(Records provided begins)
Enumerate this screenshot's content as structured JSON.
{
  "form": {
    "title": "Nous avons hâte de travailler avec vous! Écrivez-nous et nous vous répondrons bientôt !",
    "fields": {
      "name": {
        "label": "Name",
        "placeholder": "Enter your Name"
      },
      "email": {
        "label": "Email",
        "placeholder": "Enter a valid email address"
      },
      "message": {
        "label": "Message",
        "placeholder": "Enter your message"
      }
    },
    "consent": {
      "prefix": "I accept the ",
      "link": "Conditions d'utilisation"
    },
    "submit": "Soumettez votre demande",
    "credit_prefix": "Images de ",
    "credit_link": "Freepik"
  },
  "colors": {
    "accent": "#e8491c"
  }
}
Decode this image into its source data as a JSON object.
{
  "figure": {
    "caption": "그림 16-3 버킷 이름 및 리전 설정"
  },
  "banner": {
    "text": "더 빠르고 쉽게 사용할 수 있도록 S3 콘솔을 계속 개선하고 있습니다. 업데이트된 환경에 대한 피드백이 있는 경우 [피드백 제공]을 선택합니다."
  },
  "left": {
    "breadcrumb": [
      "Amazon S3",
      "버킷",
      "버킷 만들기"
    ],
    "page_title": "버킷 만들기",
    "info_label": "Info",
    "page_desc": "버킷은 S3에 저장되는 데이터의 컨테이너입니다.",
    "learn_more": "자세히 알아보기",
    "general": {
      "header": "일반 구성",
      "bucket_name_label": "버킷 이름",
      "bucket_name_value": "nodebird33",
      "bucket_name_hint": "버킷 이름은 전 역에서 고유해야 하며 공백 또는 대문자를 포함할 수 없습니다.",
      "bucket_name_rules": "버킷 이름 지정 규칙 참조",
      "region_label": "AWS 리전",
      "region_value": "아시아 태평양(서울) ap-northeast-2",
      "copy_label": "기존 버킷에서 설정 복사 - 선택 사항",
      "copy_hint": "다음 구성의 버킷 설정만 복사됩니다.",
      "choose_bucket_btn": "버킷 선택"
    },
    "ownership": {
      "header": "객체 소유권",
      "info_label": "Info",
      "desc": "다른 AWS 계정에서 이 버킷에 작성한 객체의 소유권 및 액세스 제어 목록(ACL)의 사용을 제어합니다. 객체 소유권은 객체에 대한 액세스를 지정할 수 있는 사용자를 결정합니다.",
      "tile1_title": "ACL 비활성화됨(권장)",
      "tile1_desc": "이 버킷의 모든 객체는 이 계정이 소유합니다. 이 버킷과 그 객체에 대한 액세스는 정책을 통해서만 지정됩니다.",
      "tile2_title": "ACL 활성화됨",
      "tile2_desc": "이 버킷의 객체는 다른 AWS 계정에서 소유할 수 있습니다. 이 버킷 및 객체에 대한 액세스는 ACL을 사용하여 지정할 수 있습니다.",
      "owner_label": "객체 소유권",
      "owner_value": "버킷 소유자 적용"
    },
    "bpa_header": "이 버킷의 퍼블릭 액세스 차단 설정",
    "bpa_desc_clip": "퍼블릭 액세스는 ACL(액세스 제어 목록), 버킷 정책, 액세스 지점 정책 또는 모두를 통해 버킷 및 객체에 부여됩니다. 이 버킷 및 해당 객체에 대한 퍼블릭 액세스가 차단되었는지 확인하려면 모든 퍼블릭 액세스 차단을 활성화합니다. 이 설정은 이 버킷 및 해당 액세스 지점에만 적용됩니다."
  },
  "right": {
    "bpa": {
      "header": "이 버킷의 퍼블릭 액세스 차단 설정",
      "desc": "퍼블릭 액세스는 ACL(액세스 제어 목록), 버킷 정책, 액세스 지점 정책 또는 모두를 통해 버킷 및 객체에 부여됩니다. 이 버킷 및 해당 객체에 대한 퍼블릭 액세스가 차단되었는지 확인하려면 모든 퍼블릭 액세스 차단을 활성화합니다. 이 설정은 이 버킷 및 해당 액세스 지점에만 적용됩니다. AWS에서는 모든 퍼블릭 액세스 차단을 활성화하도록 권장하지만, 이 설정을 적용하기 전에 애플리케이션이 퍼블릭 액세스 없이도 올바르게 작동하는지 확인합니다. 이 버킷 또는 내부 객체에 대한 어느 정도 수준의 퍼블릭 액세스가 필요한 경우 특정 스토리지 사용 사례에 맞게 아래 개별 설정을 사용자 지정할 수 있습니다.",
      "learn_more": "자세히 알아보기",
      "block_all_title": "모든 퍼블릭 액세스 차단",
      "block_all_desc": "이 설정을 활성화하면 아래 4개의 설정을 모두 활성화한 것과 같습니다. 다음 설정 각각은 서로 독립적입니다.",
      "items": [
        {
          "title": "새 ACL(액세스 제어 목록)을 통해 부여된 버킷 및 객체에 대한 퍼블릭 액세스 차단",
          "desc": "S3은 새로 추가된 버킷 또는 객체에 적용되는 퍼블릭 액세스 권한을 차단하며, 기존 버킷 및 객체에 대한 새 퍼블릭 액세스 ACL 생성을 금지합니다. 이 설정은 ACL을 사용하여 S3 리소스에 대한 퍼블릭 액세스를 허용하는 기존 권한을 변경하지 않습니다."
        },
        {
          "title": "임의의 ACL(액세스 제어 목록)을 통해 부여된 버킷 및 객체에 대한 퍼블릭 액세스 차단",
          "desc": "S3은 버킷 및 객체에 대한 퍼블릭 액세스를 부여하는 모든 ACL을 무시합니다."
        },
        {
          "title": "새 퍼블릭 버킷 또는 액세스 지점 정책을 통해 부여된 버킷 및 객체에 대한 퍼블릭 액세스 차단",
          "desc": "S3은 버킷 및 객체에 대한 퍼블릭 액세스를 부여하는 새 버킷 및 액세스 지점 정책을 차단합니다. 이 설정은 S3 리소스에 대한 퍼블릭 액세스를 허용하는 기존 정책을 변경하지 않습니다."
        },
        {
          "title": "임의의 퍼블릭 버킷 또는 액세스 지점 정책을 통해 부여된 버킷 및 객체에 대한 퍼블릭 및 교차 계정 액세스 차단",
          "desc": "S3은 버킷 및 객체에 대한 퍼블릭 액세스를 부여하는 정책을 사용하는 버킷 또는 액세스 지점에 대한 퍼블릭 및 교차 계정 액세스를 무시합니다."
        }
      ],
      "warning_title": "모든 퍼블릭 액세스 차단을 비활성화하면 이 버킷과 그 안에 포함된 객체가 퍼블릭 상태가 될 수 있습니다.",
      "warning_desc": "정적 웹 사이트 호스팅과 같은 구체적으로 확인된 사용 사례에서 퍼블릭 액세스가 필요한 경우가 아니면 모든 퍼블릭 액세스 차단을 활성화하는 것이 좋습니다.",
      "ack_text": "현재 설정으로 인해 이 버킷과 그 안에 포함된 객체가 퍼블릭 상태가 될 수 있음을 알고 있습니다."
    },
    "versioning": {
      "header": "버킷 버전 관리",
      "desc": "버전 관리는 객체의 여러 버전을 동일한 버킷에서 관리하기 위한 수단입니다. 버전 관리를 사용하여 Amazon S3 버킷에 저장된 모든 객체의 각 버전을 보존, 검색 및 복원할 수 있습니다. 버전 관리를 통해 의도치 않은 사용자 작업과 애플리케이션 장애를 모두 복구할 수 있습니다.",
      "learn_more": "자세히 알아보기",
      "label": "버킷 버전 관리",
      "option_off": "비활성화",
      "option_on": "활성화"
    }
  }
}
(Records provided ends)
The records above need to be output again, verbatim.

Enumerate this screenshot's content as structured JSON.
{
  "form": {
    "title": "Nous avons hâte de travailler avec vous! Écrivez-nous et nous vous répondrons bientôt !",
    "fields": {
      "name": {
        "label": "Name",
        "placeholder": "Enter your Name"
      },
      "email": {
        "label": "Email",
        "placeholder": "Enter a valid email address"
      },
      "message": {
        "label": "Message",
        "placeholder": "Enter your message"
      }
    },
    "consent": {
      "prefix": "I accept the ",
      "link": "Conditions d'utilisation"
    },
    "submit": "Soumettez votre demande",
    "credit_prefix": "Images de ",
    "credit_link": "Freepik"
  },
  "colors": {
    "accent": "#e8491c"
  }
}
Decode this image into its source data as a JSON object.
{
  "figure": {
    "caption": "그림 16-3 버킷 이름 및 리전 설정"
  },
  "banner": {
    "text": "더 빠르고 쉽게 사용할 수 있도록 S3 콘솔을 계속 개선하고 있습니다. 업데이트된 환경에 대한 피드백이 있는 경우 [피드백 제공]을 선택합니다."
  },
  "left": {
    "breadcrumb": [
      "Amazon S3",
      "버킷",
      "버킷 만들기"
    ],
    "page_title": "버킷 만들기",
    "info_label": "Info",
    "page_desc": "버킷은 S3에 저장되는 데이터의 컨테이너입니다.",
    "learn_more": "자세히 알아보기",
    "general": {
      "header": "일반 구성",
      "bucket_name_label": "버킷 이름",
      "bucket_name_value": "nodebird33",
      "bucket_name_hint": "버킷 이름은 전 역에서 고유해야 하며 공백 또는 대문자를 포함할 수 없습니다.",
      "bucket_name_rules": "버킷 이름 지정 규칙 참조",
      "region_label": "AWS 리전",
      "region_value": "아시아 태평양(서울) ap-northeast-2",
      "copy_label": "기존 버킷에서 설정 복사 - 선택 사항",
      "copy_hint": "다음 구성의 버킷 설정만 복사됩니다.",
      "choose_bucket_btn": "버킷 선택"
    },
    "ownership": {
      "header": "객체 소유권",
      "info_label": "Info",
      "desc": "다른 AWS 계정에서 이 버킷에 작성한 객체의 소유권 및 액세스 제어 목록(ACL)의 사용을 제어합니다. 객체 소유권은 객체에 대한 액세스를 지정할 수 있는 사용자를 결정합니다.",
      "tile1_title": "ACL 비활성화됨(권장)",
      "tile1_desc": "이 버킷의 모든 객체는 이 계정이 소유합니다. 이 버킷과 그 객체에 대한 액세스는 정책을 통해서만 지정됩니다.",
      "tile2_title": "ACL 활성화됨",
      "tile2_desc": "이 버킷의 객체는 다른 AWS 계정에서 소유할 수 있습니다. 이 버킷 및 객체에 대한 액세스는 ACL을 사용하여 지정할 수 있습니다.",
      "owner_label": "객체 소유권",
      "owner_value": "버킷 소유자 적용"
    },
    "bpa_header": "이 버킷의 퍼블릭 액세스 차단 설정",
    "bpa_desc_clip": "퍼블릭 액세스는 ACL(액세스 제어 목록), 버킷 정책, 액세스 지점 정책 또는 모두를 통해 버킷 및 객체에 부여됩니다. 이 버킷 및 해당 객체에 대한 퍼블릭 액세스가 차단되었는지 확인하려면 모든 퍼블릭 액세스 차단을 활성화합니다. 이 설정은 이 버킷 및 해당 액세스 지점에만 적용됩니다."
  },
  "right": {
    "bpa": {
      "header": "이 버킷의 퍼블릭 액세스 차단 설정",
      "desc": "퍼블릭 액세스는 ACL(액세스 제어 목록), 버킷 정책, 액세스 지점 정책 또는 모두를 통해 버킷 및 객체에 부여됩니다. 이 버킷 및 해당 객체에 대한 퍼블릭 액세스가 차단되었는지 확인하려면 모든 퍼블릭 액세스 차단을 활성화합니다. 이 설정은 이 버킷 및 해당 액세스 지점에만 적용됩니다. AWS에서는 모든 퍼블릭 액세스 차단을 활성화하도록 권장하지만, 이 설정을 적용하기 전에 애플리케이션이 퍼블릭 액세스 없이도 올바르게 작동하는지 확인합니다. 이 버킷 또는 내부 객체에 대한 어느 정도 수준의 퍼블릭 액세스가 필요한 경우 특정 스토리지 사용 사례에 맞게 아래 개별 설정을 사용자 지정할 수 있습니다.",
      "learn_more": "자세히 알아보기",
      "block_all_title": "모든 퍼블릭 액세스 차단",
      "block_all_desc": "이 설정을 활성화하면 아래 4개의 설정을 모두 활성화한 것과 같습니다. 다음 설정 각각은 서로 독립적입니다.",
      "items": [
        {
          "title": "새 ACL(액세스 제어 목록)을 통해 부여된 버킷 및 객체에 대한 퍼블릭 액세스 차단",
          "desc": "S3은 새로 추가된 버킷 또는 객체에 적용되는 퍼블릭 액세스 권한을 차단하며, 기존 버킷 및 객체에 대한 새 퍼블릭 액세스 ACL 생성을 금지합니다. 이 설정은 ACL을 사용하여 S3 리소스에 대한 퍼블릭 액세스를 허용하는 기존 권한을 변경하지 않습니다."
        },
        {
          "title": "임의의 ACL(액세스 제어 목록)을 통해 부여된 버킷 및 객체에 대한 퍼블릭 액세스 차단",
          "desc": "S3은 버킷 및 객체에 대한 퍼블릭 액세스를 부여하는 모든 ACL을 무시합니다."
        },
        {
          "title": "새 퍼블릭 버킷 또는 액세스 지점 정책을 통해 부여된 버킷 및 객체에 대한 퍼블릭 액세스 차단",
          "desc": "S3은 버킷 및 객체에 대한 퍼블릭 액세스를 부여하는 새 버킷 및 액세스 지점 정책을 차단합니다. 이 설정은 S3 리소스에 대한 퍼블릭 액세스를 허용하는 기존 정책을 변경하지 않습니다."
        },
        {
          "title": "임의의 퍼블릭 버킷 또는 액세스 지점 정책을 통해 부여된 버킷 및 객체에 대한 퍼블릭 및 교차 계정 액세스 차단",
          "desc": "S3은 버킷 및 객체에 대한 퍼블릭 액세스를 부여하는 정책을 사용하는 버킷 또는 액세스 지점에 대한 퍼블릭 및 교차 계정 액세스를 무시합니다."
        }
      ],
      "warning_title": "모든 퍼블릭 액세스 차단을 비활성화하면 이 버킷과 그 안에 포함된 객체가 퍼블릭 상태가 될 수 있습니다.",
      "warning_desc": "정적 웹 사이트 호스팅과 같은 구체적으로 확인된 사용 사례에서 퍼블릭 액세스가 필요한 경우가 아니면 모든 퍼블릭 액세스 차단을 활성화하는 것이 좋습니다.",
      "ack_text": "현재 설정으로 인해 이 버킷과 그 안에 포함된 객체가 퍼블릭 상태가 될 수 있음을 알고 있습니다."
    },
    "versioning": {
      "header": "버킷 버전 관리",
      "desc": "버전 관리는 객체의 여러 버전을 동일한 버킷에서 관리하기 위한 수단입니다. 버전 관리를 사용하여 Amazon S3 버킷에 저장된 모든 객체의 각 버전을 보존, 검색 및 복원할 수 있습니다. 버전 관리를 통해 의도치 않은 사용자 작업과 애플리케이션 장애를 모두 복구할 수 있습니다.",
      "learn_more": "자세히 알아보기",
      "label": "버킷 버전 관리",
      "option_off": "비활성화",
      "option_on": "활성화"
    }
  }
}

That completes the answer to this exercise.